analog effects box

Designer: Lucien Nicou

design brief

Design a multi effects box for an amateur producer who is getting into physical synths and sound design. They play an instrument or two. Maybe guitars and vocals, and now they look for a multipurpose device to help them make unique sounds.

the design

Lucien decided to design the effects box around the spring reverb tank. Since the target audience is only getting started in their journey into physical synths the box is patched internally to insure straight forward and easy operation without former knowledge.

Additional patch points allow for more complex sound design and creative connectivity, both by self patching and external patching to break the internal patches.

The graphics illustrate each of the effects. From the top right, spring reverb volume, followed by a low pass filter. To the left there's a distortion circuit followed by a low frequency oscillator.

live performance subtractive synth

Designer: Lewis Duckworth

design challenge

Design a subtractive synth for live performance. The target audience are known for their unique stage settings. Their shows are almost theatrical. They are looking for a fairly large instrument that will stand out and when played can't be ignored. Although it's a fairly conventional subtractive synth internally, and although it's "just a box with knobs" you won't confuse it with any other synth out there. It's glorious!

the design

Lewis' instrument consists out of two parts, and they both feature semitransparent plexiglass back with internal light, but we didn't have plexiglass so the prototype couldn't be completed. The front panels feature large OKW knobs. It's easy to feel where these knobs point to thanks to their unique design. In a live setting this will come in handy.

The unique shape of the instrument and the emitting back light will make any performer standout.

The left element serves as the heart of the synth with 2 oscillators, and the right element includes an LFO, VCA and a large filter cutoff knob.

By separating the two elements the musician can perform the instruments in various ways, changing positions and settings on different stages.

experimental sound design synth

Designer: Teunis Marseille

design brief

Design a wild FM/AM/noise instrument that's meant for sound design. It's targeted at pro musicians with experience doing sound design. They're looking for an instrument that's unique and unexpected to allow them creative expression.

the design

Teunis combined three oscillators with a noise generator, routed through a distortion circuit and a low pass filter.

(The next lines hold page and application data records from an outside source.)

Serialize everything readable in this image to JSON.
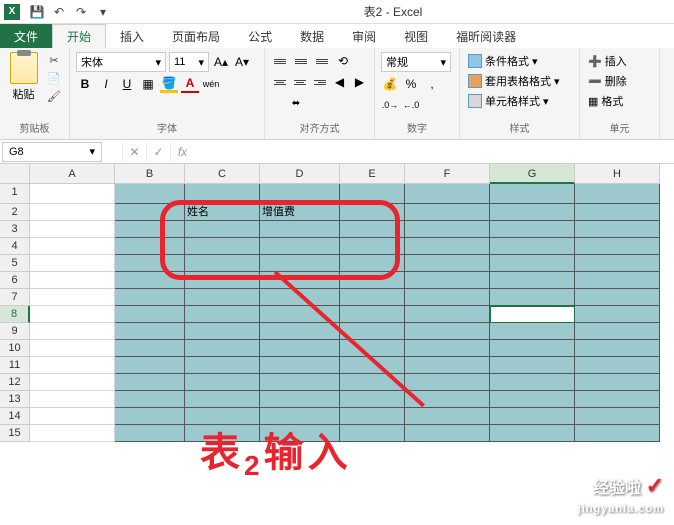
{
  "title": "表2 - Excel",
  "qat": {
    "save": "💾",
    "undo": "↶",
    "redo": "↷",
    "more": "▾"
  },
  "tabs": {
    "file": "文件",
    "home": "开始",
    "insert": "插入",
    "layout": "页面布局",
    "formula": "公式",
    "data": "数据",
    "review": "审阅",
    "view": "视图",
    "foxit": "福昕阅读器"
  },
  "ribbon": {
    "clipboard": {
      "paste": "粘贴",
      "label": "剪贴板"
    },
    "font": {
      "name": "宋体",
      "size": "11",
      "label": "字体",
      "wen": "wén"
    },
    "align": {
      "label": "对齐方式"
    },
    "number": {
      "format": "常规",
      "label": "数字"
    },
    "styles": {
      "conditional": "条件格式",
      "table": "套用表格格式",
      "cell": "单元格样式",
      "label": "样式"
    },
    "cells": {
      "insert": "插入",
      "delete": "删除",
      "format": "格式",
      "label": "单元"
    }
  },
  "namebox": "G8",
  "columns": [
    "A",
    "B",
    "C",
    "D",
    "E",
    "F",
    "G",
    "H"
  ],
  "rows": [
    "1",
    "2",
    "3",
    "4",
    "5",
    "6",
    "7",
    "8",
    "9",
    "10",
    "11",
    "12",
    "13",
    "14",
    "15"
  ],
  "cells": {
    "C2": "姓名",
    "D2": "增值费"
  },
  "selected_cell": "G8",
  "chart_data": {
    "type": "table",
    "columns": [
      "姓名",
      "增值费"
    ],
    "rows": []
  },
  "annotation_text": "表2输入",
  "watermark": {
    "brand": "经验啦",
    "domain": "jingyanla.com",
    "check": "✓"
  }
}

The interface is laid out ergonomically to invite hands-on experimentation. The oscillators are placed on the edges and routed through the bottom center towards the top. The graphics were made spontaneously out of a manipulated picture of a plant.